The answer to protecting your financial future might be in your pocket.

(Illustrated by Lauren Wade)

Apr 24, 2014· 2 MIN READ
Stephanie Mercado is a journalism student at Cal State-Fullerton and formerly worked at the UN High Commissioner for Refugees.

Banks try to make it easy to store your hard-earned money, with conveniences such as drive-up ATMs, paperless transactions, and check deposit by phone.

Yet about 8 percent of Americans—nearly 17 million adults—live in unbanked households, meaning they either opt out of using banks at all or don't have easy access to them. The Federal Deposit Insurance Corporation defines the unbanked as "those that lack any kind of deposit account at an insured depository institution." Another 51 million adults are what's called "underbanked"; they have a bank account but also rely on "alternative financial service providers," such as prepaid debit cards.

"There has been very aggressive marketing of prepaid debit cards over the past few years targeting young people and minorities," said John Ulzheimer, president of consumer education at SmartCredit.com. "So it's not a surprise that more young people are using prepaid debit cards over credit cards."

However, hefty fines and hidden fees with some cards have proved problematic in the nonregulated banking world.

“Collectively, the underbanked paid some $78 billion in interest and financial service fees in 2011 alone, a practice that is unsustainable for this low-income demographic,” Banktech reported.

Beyond avoiding those fees, building credit is worthwhile for anyone who wants to buy a house or a car or chase the American dream.

Among the unbanked or underbanked, many lack a credit score or have an incomplete financial picture that makes lenders wary of working with them, even if they are financially responsible individuals who simply choose to do something different with their income.

Many Americans suffered through the 18-month-long Great Recession of 2007—the longest and deepest financial crisis since the Great Depression—leaving a large population with little to no trust in mainstream banking systems. Although people in underserved neighborhoods had previously lacked access to banks or avoided them altogether, growing unemployment created a lack of need for financial management, and the housing crisis exacerbated mistrust in big banks.

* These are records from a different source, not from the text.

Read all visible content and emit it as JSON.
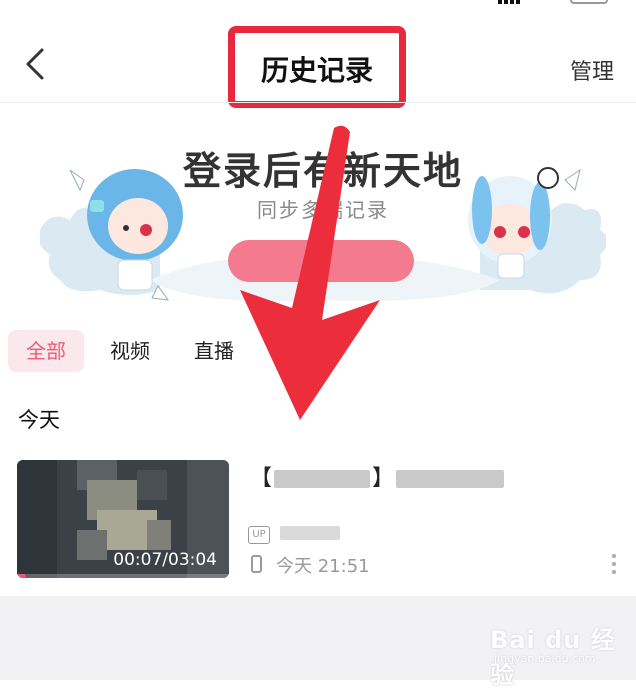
{
  "header": {
    "title": "历史记录",
    "manage_label": "管理"
  },
  "banner": {
    "title": "登录后有新天地",
    "subtitle": "同步多端记录"
  },
  "tabs": [
    {
      "label": "全部",
      "active": true
    },
    {
      "label": "视频",
      "active": false
    },
    {
      "label": "直播",
      "active": false
    }
  ],
  "section": {
    "today_label": "今天"
  },
  "history": [
    {
      "title_prefix": "【",
      "title_mid": "】",
      "duration": "00:07/03:04",
      "progress": 0.04,
      "up_badge": "UP",
      "time": "今天 21:51"
    }
  ],
  "colors": {
    "accent_pink": "#ef5a7b",
    "highlight_red": "#e8283f",
    "arrow_red": "#ec2d3c"
  },
  "icons": {
    "back": "chevron-left-icon",
    "device": "phone-icon",
    "more": "more-vertical-icon"
  },
  "watermark": {
    "text": "Bai du 经验",
    "url": "jingyan.baidu.com"
  }
}
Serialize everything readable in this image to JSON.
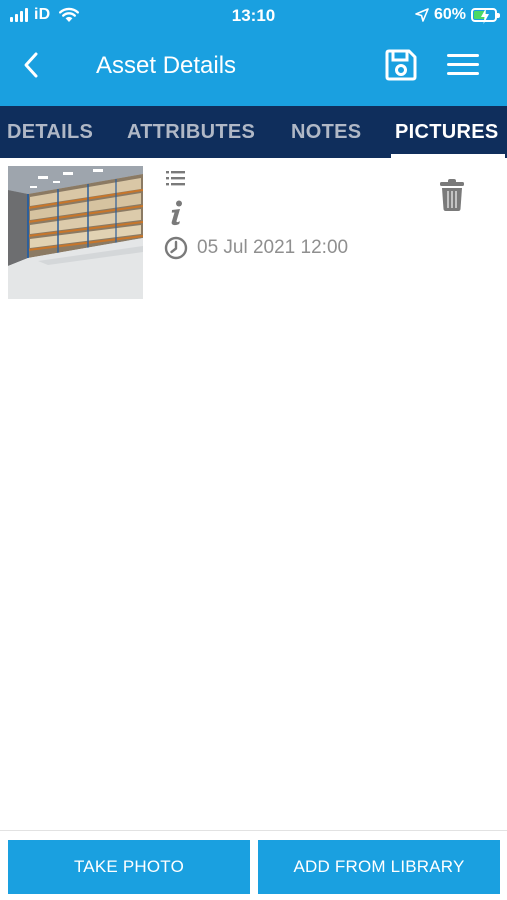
{
  "status_bar": {
    "carrier": "iD",
    "time": "13:10",
    "battery_percent": "60%",
    "battery_level": 0.6,
    "icons": [
      "signal-icon",
      "wifi-icon",
      "location-arrow-icon",
      "battery-charging-icon"
    ]
  },
  "header": {
    "title": "Asset Details",
    "icons": [
      "back-chevron-icon",
      "save-floppy-icon",
      "hamburger-menu-icon"
    ]
  },
  "tabs": [
    {
      "label": "DETAILS",
      "active": false
    },
    {
      "label": "ATTRIBUTES",
      "active": false
    },
    {
      "label": "NOTES",
      "active": false
    },
    {
      "label": "PICTURES",
      "active": true
    }
  ],
  "pictures": [
    {
      "thumbnail": "warehouse-photo",
      "datetime": "05 Jul 2021 12:00",
      "icons": [
        "list-icon",
        "info-icon",
        "clock-icon",
        "trash-icon"
      ]
    }
  ],
  "actions": {
    "take_photo": "TAKE PHOTO",
    "add_from_library": "ADD FROM LIBRARY"
  },
  "colors": {
    "primary": "#1aa0e0",
    "tab_bar": "#0f2e5c",
    "tab_inactive_text": "#b0b8c6",
    "meta_text": "#8f8f8f",
    "icon_gray": "#7a7a7a"
  }
}
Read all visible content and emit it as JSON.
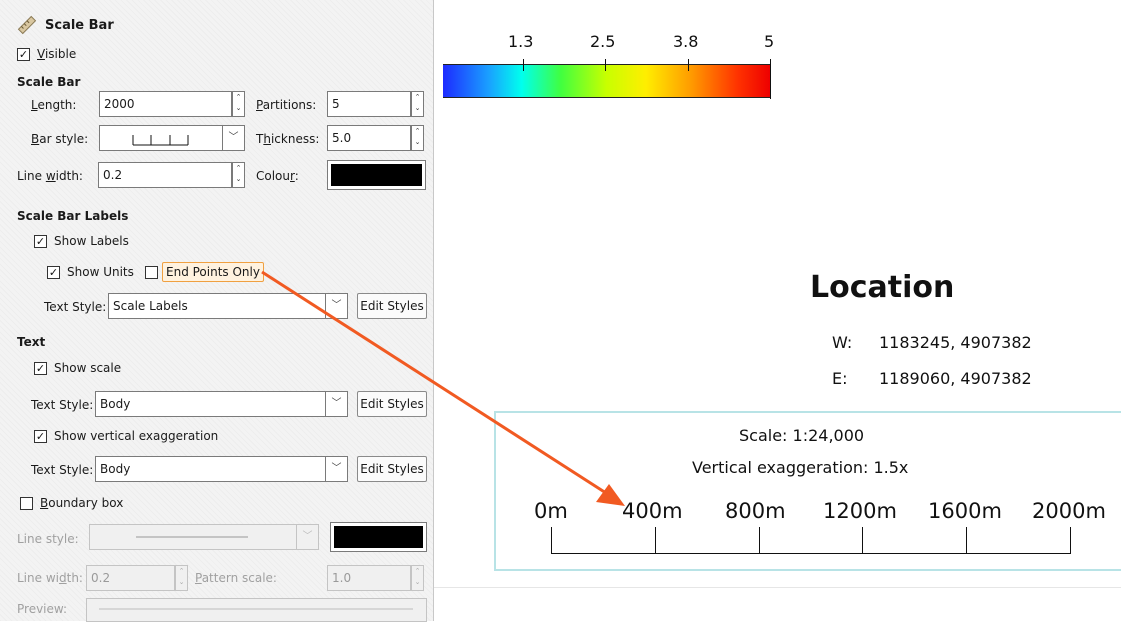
{
  "panel": {
    "title": "Scale Bar",
    "visible_label": "Visible",
    "visible_checked": true,
    "scale_bar_section": "Scale Bar",
    "length_label": "Length:",
    "length_value": "2000",
    "partitions_label": "Partitions:",
    "partitions_value": "5",
    "bar_style_label": "Bar style:",
    "thickness_label": "Thickness:",
    "thickness_value": "5.0",
    "line_width_label": "Line width:",
    "line_width_value": "0.2",
    "colour_label": "Colour:",
    "colour_value": "#000000",
    "labels_section": "Scale Bar Labels",
    "show_labels": "Show Labels",
    "show_labels_checked": true,
    "show_units": "Show Units",
    "show_units_checked": true,
    "end_points_only": "End Points Only",
    "end_points_only_checked": false,
    "labels_text_style_label": "Text Style:",
    "labels_text_style_value": "Scale Labels",
    "edit_styles": "Edit Styles",
    "text_section": "Text",
    "show_scale": "Show scale",
    "show_scale_checked": true,
    "scale_text_style_label": "Text Style:",
    "scale_text_style_value": "Body",
    "show_vert_exag": "Show vertical exaggeration",
    "show_vert_exag_checked": true,
    "vert_text_style_label": "Text Style:",
    "vert_text_style_value": "Body",
    "boundary_box": "Boundary box",
    "boundary_box_checked": false,
    "line_style_label": "Line style:",
    "bb_line_width_label": "Line width:",
    "bb_line_width_value": "0.2",
    "pattern_scale_label": "Pattern scale:",
    "pattern_scale_value": "1.0",
    "preview_label": "Preview:"
  },
  "view": {
    "color_legend_ticks": [
      "1.3",
      "2.5",
      "3.8",
      "5"
    ],
    "location_title": "Location",
    "coords": [
      {
        "label": "W:",
        "value": "1183245, 4907382"
      },
      {
        "label": "E:",
        "value": "1189060, 4907382"
      }
    ],
    "scale_text": "Scale: 1:24,000",
    "vert_exag_text": "Vertical exaggeration: 1.5x",
    "scale_labels": [
      "0m",
      "400m",
      "800m",
      "1200m",
      "1600m",
      "2000m"
    ]
  },
  "colors": {
    "annotation_arrow": "#f15a22",
    "highlight_border": "#f0a040",
    "boundary_box": "#b8e3e6"
  }
}
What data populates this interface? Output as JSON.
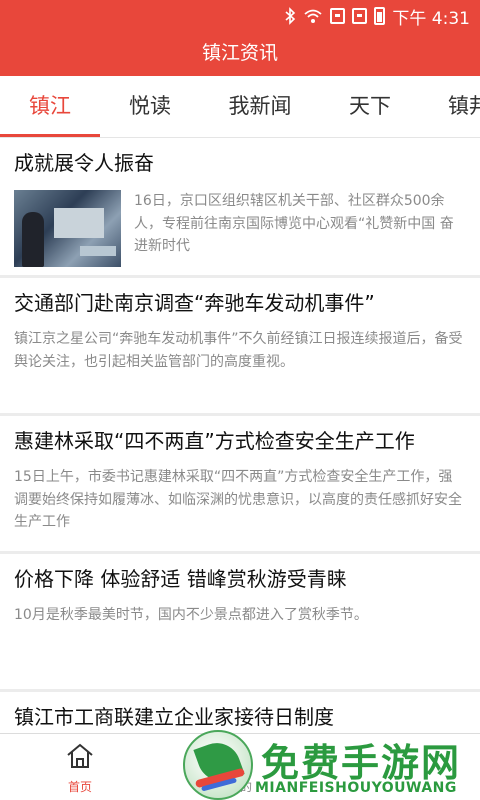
{
  "status_bar": {
    "time": "下午 4:31",
    "icons": [
      "bluetooth-icon",
      "wifi-icon",
      "sim-card-icon",
      "sim-card-icon",
      "battery-icon"
    ]
  },
  "header": {
    "title": "镇江资讯"
  },
  "tabs": [
    {
      "label": "镇江",
      "active": true
    },
    {
      "label": "悦读",
      "active": false
    },
    {
      "label": "我新闻",
      "active": false
    },
    {
      "label": "天下",
      "active": false
    },
    {
      "label": "镇邦",
      "active": false
    }
  ],
  "articles": [
    {
      "title": "成就展令人振奋",
      "summary": "16日，京口区组织辖区机关干部、社区群众500余人，专程前往南京国际博览中心观看“礼赞新中国 奋进新时代",
      "has_thumbnail": true
    },
    {
      "title": "交通部门赴南京调查“奔驰车发动机事件”",
      "summary": "镇江京之星公司“奔驰车发动机事件”不久前经镇江日报连续报道后，备受舆论关注，也引起相关监管部门的高度重视。"
    },
    {
      "title": "惠建林采取“四不两直”方式检查安全生产工作",
      "summary": "15日上午，市委书记惠建林采取“四不两直”方式检查安全生产工作，强调要始终保持如履薄冰、如临深渊的忧患意识，以高度的责任感抓好安全生产工作"
    },
    {
      "title": "价格下降 体验舒适 错峰赏秋游受青睐",
      "summary": "10月是秋季最美时节，国内不少景点都进入了赏秋季节。"
    },
    {
      "title": "镇江市工商联建立企业家接待日制度",
      "summary": ""
    }
  ],
  "bottom_nav": [
    {
      "label": "首页",
      "icon": "home-icon",
      "active": true
    },
    {
      "label": "我的",
      "icon": "user-icon",
      "active": false
    }
  ],
  "watermark": {
    "text": "免费手游网",
    "subtext": "MIANFEISHOUYOUWANG"
  },
  "colors": {
    "accent": "#e8473b",
    "watermark_green": "#2b9a3f"
  }
}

But where banks might find an area unsuitable for their services and consumers may be skeptical of the institution, personal cell phones may be the next-best banking platform. The FDIC projects wider use of alternative financial services over time, mainly in mobile banking.

About half of underbanked people are between the ages of 26 and 45. About 42 percent of young Americans have little or no credit history, and the number living without credit cards has doubled since the recession.

Many financial institutions had long assumed the underbanked consumer population to be unfavorable because of low income and poor credit. But building credit could already be in the pockets of many unbanked consumers.

Pew has found that 58 percent of Americans have smartphones with Internet capabilities, and more than half of them have used mobile banking in the past 12 months. Because a high percentage of unbanked and underbanked people have access to smartphones, 39 percent of the underbanked have used mobile banking in the last 12 months.

“The relatively high prevalence of mobile phone and smartphone use among younger generations, minorities, and those with low levels of income—groups that are prone to be unbanked or underbanked—makes mobile phones a potential platform for expanding financial access and inclusion,” the FDIC reports.